Financing a Birth to Five Program: The Appleton Area School District Model(2011): By Matthews, H. This Center for Law and Social Policy (CLASP) paper examines one school district's use of funds from Title I of the Elementary and Secondary Education Act (ESEA) to provide services for very young at-risk children, noting that Title I funds may be used for children beginning at birth and can be an important part of a comprehensive birth-five program in a community.
To develop a system of collaborative services, state agencies rely on agreements between involved parties. Resources below provide specific details related to collaborative funding to promote inclusion.
West Virginia Early Childhood Training Connections and Resources provides templates, samples and instructions for developing local early childhood interagency agreements and collaborative procedures that can be adapted as desired to meet local needs. See also their template on Resource Sharing(2011) which includes sample charts for articulating resources to be shared, with or without cost delineation, by each participating agency.
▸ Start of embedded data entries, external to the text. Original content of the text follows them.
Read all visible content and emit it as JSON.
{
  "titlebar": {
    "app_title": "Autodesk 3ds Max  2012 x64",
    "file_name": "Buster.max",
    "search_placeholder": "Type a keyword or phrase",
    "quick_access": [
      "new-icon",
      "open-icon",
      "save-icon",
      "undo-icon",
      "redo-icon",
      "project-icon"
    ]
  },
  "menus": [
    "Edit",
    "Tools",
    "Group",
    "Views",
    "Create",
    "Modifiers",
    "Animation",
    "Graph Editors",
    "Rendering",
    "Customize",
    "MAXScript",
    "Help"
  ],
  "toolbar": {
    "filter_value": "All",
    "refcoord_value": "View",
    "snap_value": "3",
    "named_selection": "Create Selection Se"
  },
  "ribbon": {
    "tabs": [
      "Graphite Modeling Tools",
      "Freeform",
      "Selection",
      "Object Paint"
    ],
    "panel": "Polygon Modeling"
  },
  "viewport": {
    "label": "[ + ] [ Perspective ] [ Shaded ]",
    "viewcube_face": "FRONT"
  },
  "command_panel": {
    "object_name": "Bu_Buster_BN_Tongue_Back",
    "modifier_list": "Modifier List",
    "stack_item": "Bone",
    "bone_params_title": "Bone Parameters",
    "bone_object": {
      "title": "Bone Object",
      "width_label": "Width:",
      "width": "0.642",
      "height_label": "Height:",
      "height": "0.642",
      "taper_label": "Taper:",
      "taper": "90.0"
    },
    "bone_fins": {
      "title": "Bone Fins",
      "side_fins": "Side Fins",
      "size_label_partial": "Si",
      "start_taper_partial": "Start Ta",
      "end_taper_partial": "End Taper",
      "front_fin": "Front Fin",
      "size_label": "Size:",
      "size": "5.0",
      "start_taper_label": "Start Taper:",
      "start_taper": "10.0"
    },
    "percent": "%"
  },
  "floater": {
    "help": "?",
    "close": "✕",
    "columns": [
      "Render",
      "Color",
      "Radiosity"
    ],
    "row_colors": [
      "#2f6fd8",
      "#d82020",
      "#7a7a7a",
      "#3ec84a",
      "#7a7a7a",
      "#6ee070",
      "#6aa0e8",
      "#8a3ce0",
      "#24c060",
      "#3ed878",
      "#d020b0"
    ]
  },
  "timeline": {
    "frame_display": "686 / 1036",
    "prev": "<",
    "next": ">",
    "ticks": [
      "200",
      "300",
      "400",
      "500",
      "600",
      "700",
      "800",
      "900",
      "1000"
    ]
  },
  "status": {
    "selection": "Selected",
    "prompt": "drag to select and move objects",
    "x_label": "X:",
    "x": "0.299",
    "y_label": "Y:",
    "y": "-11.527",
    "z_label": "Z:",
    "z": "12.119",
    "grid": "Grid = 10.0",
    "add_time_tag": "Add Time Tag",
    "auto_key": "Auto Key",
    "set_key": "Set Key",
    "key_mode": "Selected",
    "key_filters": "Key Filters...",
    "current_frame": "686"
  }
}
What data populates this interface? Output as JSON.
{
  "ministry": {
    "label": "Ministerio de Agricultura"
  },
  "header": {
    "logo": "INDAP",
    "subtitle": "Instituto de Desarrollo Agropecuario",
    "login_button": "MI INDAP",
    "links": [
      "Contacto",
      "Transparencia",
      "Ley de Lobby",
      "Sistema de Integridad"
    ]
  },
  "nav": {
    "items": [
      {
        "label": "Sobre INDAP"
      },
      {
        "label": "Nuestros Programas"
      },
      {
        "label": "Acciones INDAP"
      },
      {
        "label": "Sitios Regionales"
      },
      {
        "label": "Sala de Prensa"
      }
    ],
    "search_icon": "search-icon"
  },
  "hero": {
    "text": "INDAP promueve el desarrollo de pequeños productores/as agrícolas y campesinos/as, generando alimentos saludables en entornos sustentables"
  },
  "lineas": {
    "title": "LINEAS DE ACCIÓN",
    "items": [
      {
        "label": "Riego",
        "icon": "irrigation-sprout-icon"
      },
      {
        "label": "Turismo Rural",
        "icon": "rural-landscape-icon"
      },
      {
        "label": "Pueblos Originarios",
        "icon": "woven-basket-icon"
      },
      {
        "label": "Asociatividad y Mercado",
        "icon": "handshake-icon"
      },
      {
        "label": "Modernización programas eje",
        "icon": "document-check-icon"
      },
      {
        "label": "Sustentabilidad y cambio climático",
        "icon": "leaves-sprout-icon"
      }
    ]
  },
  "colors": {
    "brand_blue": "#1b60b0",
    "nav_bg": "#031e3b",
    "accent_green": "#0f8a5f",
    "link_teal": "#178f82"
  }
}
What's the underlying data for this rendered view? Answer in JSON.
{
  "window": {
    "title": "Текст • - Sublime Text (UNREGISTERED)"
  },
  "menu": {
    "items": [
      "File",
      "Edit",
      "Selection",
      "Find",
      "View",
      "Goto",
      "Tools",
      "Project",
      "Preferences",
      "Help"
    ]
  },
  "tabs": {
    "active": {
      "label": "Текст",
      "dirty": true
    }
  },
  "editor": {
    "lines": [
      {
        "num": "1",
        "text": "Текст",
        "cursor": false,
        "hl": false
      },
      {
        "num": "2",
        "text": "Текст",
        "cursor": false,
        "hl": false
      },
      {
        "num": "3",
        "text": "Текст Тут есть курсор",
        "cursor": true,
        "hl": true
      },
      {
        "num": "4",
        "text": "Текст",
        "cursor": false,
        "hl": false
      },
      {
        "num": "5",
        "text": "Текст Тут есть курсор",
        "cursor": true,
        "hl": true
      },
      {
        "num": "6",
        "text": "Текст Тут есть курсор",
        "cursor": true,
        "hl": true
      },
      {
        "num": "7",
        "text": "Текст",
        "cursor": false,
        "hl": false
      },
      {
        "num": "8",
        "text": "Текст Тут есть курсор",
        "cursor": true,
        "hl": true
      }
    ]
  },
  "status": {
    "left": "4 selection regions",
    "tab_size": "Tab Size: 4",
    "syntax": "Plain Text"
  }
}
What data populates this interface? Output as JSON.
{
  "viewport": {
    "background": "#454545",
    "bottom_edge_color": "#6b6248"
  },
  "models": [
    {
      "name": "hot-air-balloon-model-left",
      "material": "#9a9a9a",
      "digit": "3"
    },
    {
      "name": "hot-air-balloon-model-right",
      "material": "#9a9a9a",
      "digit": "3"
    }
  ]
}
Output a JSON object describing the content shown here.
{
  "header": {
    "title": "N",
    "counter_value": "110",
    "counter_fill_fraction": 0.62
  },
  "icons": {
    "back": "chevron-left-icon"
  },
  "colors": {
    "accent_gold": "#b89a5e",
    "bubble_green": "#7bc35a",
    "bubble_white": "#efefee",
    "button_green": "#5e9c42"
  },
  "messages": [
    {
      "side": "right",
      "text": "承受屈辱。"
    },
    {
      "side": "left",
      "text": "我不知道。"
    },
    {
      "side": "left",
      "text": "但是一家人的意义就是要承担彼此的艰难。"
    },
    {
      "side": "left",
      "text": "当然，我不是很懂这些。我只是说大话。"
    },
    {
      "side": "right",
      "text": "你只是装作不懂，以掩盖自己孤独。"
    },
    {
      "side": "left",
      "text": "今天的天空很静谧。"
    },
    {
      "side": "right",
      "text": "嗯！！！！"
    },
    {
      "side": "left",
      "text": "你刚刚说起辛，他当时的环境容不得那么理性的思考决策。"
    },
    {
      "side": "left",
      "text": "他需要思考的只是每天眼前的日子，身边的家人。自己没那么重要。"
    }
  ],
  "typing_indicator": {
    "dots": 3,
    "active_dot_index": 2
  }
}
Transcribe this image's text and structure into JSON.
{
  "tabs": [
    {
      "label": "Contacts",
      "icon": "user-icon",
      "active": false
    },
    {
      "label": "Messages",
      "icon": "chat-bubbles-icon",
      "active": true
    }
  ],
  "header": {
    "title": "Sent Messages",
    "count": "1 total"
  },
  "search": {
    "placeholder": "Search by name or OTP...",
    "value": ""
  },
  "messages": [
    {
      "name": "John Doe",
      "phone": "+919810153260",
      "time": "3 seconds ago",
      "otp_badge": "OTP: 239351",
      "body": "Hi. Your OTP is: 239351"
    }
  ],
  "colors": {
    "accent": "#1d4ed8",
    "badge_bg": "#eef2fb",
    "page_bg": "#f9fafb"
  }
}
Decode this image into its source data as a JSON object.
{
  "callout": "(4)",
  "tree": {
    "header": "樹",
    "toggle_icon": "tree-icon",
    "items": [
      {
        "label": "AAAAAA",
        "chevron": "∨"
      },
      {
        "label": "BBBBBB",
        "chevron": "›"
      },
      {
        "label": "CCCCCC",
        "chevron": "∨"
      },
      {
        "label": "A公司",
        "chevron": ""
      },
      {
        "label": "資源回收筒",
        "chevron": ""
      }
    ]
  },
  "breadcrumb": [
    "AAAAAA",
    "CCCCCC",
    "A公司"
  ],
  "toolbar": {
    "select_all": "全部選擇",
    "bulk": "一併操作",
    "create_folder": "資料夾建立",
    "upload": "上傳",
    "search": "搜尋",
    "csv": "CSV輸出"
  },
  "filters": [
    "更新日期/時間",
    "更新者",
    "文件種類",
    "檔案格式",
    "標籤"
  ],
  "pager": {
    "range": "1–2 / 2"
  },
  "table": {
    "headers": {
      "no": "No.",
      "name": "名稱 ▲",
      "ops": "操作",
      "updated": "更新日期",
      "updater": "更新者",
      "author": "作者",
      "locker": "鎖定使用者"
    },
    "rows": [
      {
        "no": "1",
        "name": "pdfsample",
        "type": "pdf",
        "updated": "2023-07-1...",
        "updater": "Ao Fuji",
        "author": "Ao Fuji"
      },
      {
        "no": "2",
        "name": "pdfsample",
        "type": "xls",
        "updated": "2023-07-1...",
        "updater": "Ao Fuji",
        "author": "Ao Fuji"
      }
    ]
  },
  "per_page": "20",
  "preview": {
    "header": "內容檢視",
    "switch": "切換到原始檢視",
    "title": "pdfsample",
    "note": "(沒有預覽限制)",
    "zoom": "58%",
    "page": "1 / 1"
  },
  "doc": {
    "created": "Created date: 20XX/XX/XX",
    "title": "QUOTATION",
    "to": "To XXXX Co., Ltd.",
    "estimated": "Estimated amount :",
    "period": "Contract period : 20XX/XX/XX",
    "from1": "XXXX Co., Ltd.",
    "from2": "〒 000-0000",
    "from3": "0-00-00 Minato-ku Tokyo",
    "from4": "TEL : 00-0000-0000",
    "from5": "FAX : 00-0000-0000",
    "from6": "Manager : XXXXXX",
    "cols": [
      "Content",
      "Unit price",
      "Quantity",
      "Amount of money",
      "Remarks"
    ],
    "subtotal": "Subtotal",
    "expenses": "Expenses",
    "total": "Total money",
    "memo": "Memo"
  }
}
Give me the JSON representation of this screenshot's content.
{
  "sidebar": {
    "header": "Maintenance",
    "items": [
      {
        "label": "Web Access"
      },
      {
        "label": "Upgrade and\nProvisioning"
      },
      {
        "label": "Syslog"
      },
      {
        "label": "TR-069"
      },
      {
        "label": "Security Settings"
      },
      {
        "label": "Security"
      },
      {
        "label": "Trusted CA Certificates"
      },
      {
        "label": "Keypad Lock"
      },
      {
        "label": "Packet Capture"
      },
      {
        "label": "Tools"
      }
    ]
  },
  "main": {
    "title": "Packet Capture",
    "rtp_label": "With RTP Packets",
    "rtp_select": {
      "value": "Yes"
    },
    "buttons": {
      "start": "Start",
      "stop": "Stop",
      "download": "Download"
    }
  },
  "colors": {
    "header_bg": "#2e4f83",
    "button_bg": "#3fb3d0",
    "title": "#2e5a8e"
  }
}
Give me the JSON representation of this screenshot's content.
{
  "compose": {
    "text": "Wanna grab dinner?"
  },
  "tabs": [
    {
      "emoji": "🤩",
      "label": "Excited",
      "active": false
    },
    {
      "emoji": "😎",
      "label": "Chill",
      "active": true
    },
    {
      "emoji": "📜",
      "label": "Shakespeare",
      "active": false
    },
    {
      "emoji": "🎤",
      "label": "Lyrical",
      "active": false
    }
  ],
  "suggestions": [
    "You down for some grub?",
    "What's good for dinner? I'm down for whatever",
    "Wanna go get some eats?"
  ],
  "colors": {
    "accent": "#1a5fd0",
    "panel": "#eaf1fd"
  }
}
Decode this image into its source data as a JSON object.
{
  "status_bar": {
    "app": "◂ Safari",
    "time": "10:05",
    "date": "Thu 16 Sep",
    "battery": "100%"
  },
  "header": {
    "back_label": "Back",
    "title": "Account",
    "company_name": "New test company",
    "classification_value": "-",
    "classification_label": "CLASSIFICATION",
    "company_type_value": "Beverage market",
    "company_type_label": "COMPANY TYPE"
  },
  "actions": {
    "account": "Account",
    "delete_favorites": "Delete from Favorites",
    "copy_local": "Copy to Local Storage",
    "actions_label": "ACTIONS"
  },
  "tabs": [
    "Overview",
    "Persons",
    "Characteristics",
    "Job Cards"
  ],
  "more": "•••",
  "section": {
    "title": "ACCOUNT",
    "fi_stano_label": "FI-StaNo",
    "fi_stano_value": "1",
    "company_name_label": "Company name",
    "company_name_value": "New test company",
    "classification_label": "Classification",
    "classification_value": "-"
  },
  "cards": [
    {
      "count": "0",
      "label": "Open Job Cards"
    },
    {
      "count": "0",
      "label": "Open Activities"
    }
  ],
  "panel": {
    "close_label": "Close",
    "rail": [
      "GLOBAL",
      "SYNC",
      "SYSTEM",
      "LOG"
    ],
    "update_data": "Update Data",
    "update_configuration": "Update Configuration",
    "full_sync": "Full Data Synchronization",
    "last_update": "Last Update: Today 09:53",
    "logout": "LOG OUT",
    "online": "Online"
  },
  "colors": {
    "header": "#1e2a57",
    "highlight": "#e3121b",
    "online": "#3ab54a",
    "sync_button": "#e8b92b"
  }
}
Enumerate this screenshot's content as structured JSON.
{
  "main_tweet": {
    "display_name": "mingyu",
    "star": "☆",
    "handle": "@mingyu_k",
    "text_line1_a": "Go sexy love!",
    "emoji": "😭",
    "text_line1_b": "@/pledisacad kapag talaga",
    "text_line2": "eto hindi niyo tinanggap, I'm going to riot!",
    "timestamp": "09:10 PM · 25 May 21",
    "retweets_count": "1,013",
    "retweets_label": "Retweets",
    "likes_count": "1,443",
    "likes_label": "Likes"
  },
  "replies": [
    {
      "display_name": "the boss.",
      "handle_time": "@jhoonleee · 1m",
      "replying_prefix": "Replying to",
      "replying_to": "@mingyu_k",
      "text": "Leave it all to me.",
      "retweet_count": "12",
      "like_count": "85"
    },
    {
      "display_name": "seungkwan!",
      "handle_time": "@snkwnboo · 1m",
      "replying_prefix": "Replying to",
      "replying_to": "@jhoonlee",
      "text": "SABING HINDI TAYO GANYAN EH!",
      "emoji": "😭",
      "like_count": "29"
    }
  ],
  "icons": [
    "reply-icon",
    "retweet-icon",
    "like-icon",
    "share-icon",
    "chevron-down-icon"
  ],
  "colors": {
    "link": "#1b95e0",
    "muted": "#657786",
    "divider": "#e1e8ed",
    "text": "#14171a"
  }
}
U.S. Department of Education’s Individuals with Disabilities Education Act (IDEA) website provides information about the Office of Special Education Programs (OSEP) three formula grant programs authorized by the IDEA. These formula grants are awarded to states annually to support early-intervention services for infants and toddlers with disabilities and their families, preschool children ages three through five, and special education for children and youth with disabilities.
This visual depiction of funding streams was prepared by NECTAC, and the descriptive listing, adapted from NCCIC, provides links to the primary funding sources (federal, state, local and private) that may be used in supporting high quality inclusive programs.
This docuoment shows key elements of Early Head Start (EHS) and Child Care and Development Fund (CCDF) legislation and regulations. It can also serve as a tool for States and local organizations to enter state-specific early education program requirements. Once complete, the grid can be used as an at-a-glance resource to identify similarities and differences across regulations and funding sources, as well as a springboard for determining ways to overcome barriers to successful early education partnerships.
This Center for Law and Social Policy (CLASP) paper examines one school district's use of funds from Title I of the Elementary and Secondary Education Act (ESEA) to provide services for very young at-risk children, noting that Title I funds may be used for children beginning at birth and can be an important part of a comprehensive birth-five program in a community.
This centralized location allows grant seekers to find and apply for federal funding opportunities. The system currently houses information on over 1,000 grant programs for federal grant-making agencies.
This Pre-K Now report examines the range of different financial approaches states employ, their effectiveness and sustainability, and how investments can be increased to improve Pre-K quality and expand program access.
Prepared by The Forum for Youth Investment and The Finance Project on the why and how of developing a resource map to develop a vision and framework for taking action, this Adding it Up Brochure is a 2-page fiscal mapping brochure.
A guide by the National Center for Community Education in collaboration with the Afterschool Alliance provides worksheets and information for building partnerships. Advocating for Support, pages 12-17 and Finding Funding, pages 18-25.